The defeat at the hands of Australia in semifinals would have disappointed South African players and the followers of the game in their country. But there is no reason for them to feel disheartened or dejected as the side played top quality cricket and made the the Aussies struggle till the winning runs were hit. A top order collapse pinned them to the ropes and though they managed to reach a decent total of 212, thanks to a fighting century by David Miller, it was short of a winning score. But the South African bowlers, especially their spin duo of Keshav Maharaj and Tabraiz Shamsi, ran circles around the Asutralians, with able assistance from Aiden Markram. Australia had to huff and puff to reach the target and there were some very tense moments before they could afford to smile. Thus, even though individual players might have felt sad, as a team South Africa came out of this defeat with their heads held high.
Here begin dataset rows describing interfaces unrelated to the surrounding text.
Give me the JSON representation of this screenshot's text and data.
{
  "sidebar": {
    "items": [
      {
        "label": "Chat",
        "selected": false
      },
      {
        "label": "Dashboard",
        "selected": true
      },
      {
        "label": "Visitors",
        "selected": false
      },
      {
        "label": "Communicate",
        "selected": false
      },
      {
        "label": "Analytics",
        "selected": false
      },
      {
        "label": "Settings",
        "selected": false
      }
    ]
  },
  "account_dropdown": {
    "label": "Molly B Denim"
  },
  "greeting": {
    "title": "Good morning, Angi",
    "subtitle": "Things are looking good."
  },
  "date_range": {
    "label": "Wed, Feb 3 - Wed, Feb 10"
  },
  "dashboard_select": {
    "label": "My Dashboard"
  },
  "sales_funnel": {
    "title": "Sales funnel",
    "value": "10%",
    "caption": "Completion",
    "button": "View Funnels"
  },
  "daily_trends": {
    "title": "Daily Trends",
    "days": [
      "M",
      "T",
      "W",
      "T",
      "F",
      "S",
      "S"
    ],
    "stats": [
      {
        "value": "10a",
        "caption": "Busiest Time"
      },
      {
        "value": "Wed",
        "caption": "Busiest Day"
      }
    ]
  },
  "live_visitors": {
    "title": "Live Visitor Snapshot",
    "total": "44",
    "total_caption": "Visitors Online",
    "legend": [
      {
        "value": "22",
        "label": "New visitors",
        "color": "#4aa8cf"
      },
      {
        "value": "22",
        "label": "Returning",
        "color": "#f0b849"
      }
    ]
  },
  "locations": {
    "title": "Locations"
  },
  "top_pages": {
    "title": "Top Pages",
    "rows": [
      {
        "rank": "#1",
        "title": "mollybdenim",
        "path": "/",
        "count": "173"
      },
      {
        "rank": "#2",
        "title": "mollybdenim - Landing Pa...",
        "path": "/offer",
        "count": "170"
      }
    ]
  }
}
The defeat at the hands of Australia in the tied game at Birmingham in 1999 was the turning point in South Africa’s cricket history as they lost a match that they had in their bag and that too on account of an attack of nerves. This was the reason for the side to be tagged as a set of “chokers”, who tend to panic in a critical situation in an important game and end up losing it. This tag was reinforced following their loss to New Zealand in 2015, when a couple of bad overs saw them crumble as a side.
However, the defeat at Eden Gardens may prove to the beginning of the journey to throw off that unfortunate label for good as they played this match like champions and gave their opponents a run for their money. This game may mark the beginning of a new era in South African cricket that will see them win more matches and ICC championships in the years ahead.
Well played, Bavuma and his bunch of spirited cricketers! You won the hearts of followers of the game the world over by your fighting spirit, grit and outstanding exhibition of cricket.
(The author is a former international cricket umpire and a senior bureaucrat)